#### Description of the task
Say the number of lines holding the word "Client" in the data, and leave out everything else.

▬▬▬▬▬▬

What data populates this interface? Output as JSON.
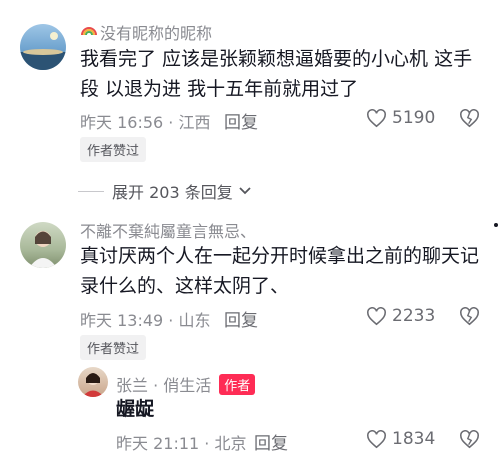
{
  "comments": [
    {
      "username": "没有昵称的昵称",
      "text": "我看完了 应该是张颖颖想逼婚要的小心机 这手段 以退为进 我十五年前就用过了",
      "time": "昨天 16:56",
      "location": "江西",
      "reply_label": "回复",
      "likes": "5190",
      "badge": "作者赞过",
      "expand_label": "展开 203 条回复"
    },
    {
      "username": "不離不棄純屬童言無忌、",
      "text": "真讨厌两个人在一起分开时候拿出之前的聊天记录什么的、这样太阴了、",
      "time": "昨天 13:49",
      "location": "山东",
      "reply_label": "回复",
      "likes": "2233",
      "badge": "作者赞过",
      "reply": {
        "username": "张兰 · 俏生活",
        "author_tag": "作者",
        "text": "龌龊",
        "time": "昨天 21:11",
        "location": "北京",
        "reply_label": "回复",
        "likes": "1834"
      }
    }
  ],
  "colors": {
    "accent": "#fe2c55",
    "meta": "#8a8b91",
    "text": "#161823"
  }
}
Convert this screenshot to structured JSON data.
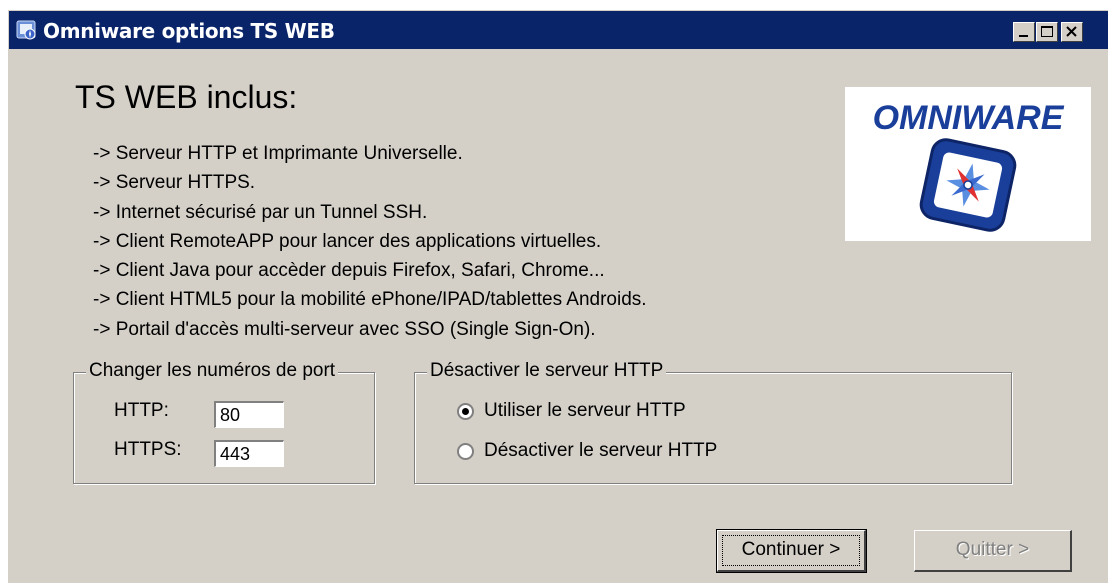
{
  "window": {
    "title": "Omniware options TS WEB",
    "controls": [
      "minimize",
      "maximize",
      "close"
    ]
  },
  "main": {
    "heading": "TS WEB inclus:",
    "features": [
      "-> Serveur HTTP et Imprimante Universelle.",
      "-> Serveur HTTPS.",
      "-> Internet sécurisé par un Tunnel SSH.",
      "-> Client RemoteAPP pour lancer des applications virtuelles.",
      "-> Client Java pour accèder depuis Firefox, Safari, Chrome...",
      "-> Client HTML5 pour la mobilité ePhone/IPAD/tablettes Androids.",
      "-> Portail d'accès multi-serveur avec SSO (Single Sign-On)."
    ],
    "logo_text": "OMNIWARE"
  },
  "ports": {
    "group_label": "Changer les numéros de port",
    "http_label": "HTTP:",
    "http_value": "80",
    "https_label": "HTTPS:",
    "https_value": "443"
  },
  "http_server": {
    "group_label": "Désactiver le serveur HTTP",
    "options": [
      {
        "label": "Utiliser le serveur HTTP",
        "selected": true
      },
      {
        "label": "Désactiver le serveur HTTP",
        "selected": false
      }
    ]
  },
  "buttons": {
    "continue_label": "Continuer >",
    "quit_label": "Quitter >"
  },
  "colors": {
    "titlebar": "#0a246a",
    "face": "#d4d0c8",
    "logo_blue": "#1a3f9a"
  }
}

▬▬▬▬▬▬

#### Solution below
3